GP Russia, giovedì–08/10/2015
“So different from last year”
Kimi reckons combination of tarmac and tires “not the same as in 2014”
“Last year, this circuit offered the combination of a brand new tarmac and different tire compounds from what we use this year. We found out that it could be difficult to make tires work, but on the other hand, they tended to last for very long time. This year we have Soft and Super Soft compounds, but this does not mean there are many similarities to Singapore. In fact, many things are different. The asphalt here is no longer new and tires are different as I said, so we’ll have to wait and see. Using a soft rubber does not necessarily give us bigger chances, but we’ll try our best. There are so many little details which can make big differences to the global picture. Overtaking here is not easy and that may put a premium on qualifying but in general, at least for us, when you come to a set-up that makes the car quick on a single lap, it will also be quick on race trim”.
Kimi Raikkonen: Fernando Alonso wrong to want F1 team radio off TV
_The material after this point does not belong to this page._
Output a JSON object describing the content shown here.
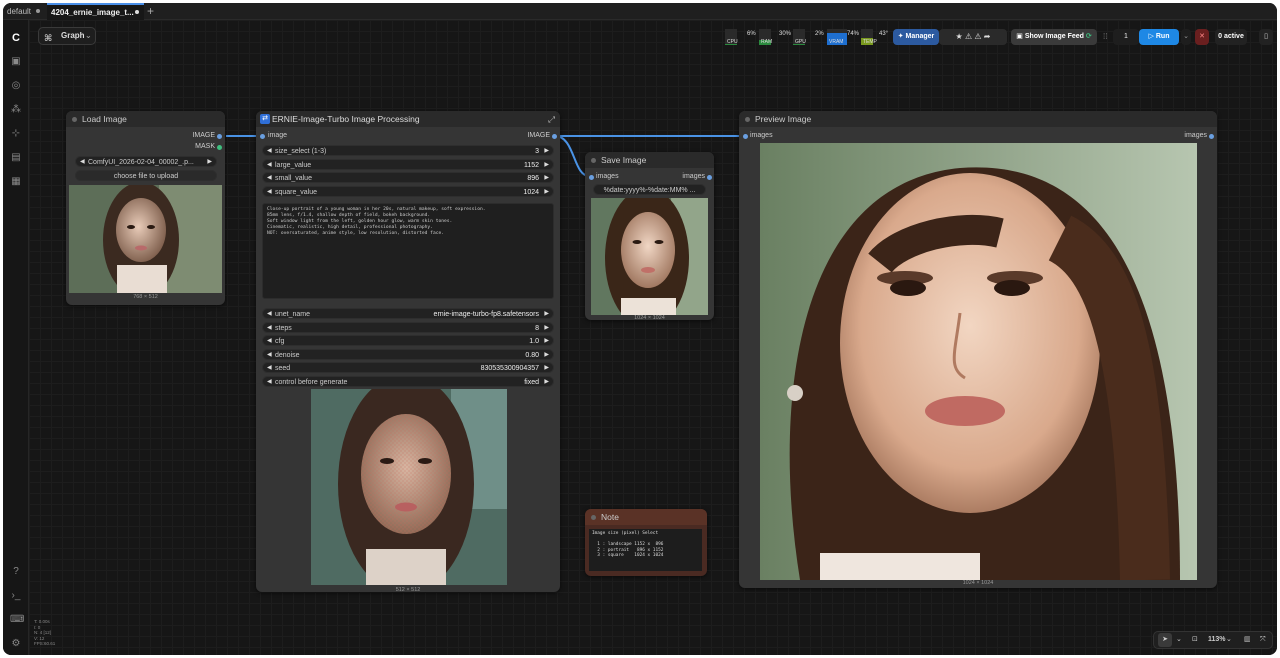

Kimi Raikkonen disagrees with Fernando Alonso’s belief that radio communication in Formula 1 should be kept private and not broadcast on television.
McLaren driver Alonso stated ahead of the Russian Grand Prix that he thinks teams should not have to worry about what they say on the radio being broadcast to the public.
Those comments came after Alonso upset McLaren by referring to his Honda-powered car as having a “GP2 engine” at the Japanese firm’s home race last time out.
When asked about Alonso’s remarks, Raikkonen said: “It’s up to the team and the drivers to keep things in private.
“We have meetings where we discuss many things and it stays private.
“We all know how it works – on the radio sometimes they will broadcast it if it’s good for them, so it’s up to us.
“If we want to keep it private we can easily keep it private.”
Raikkonen believes the radio communications add to F1’s TV spectacle, and he sees no reason to complain about it.
“It’s a simple thing that we have known for years already – the radio will usually end up on the TV,” he added.
“That’s the same for everybody, so it’s not like it’s a secret.
“It’s good for the spectators and the TV, it’s more interesting if they can hear what’s going on.”
Alonso said there has been plenty of McLaren radio communication that has not been broadcast this year that would “surprise” people, and his team-mate Jenson Button said it can be hard for drivers to keep their emotions in check.
“When things aren’t going your way the emotions are high and you maybe say something you shouldn’t,” said Button.
“We know it gets broadcast to the world, but sometimes in the heat of the moment there is so much emotion there you have to let it out.
“Doing it in your helmet without the radio on seems a bit strange, so you feel you need to let people know how you feel.
“We express a lot, just not in front of the cameras normally.
“There are always going to be slip ups when emotions are running so high.
“It hurts when you have no defence in a race, you drive around and cars can overtake very easily after all the hard work in qualifying.
“But you have to try and deal with it the best you can, get out of the car and discuss with the team where you go from there.
“There is a lot of emotion involved. It’s important we do have emotion because it shows we care and we love the sport.”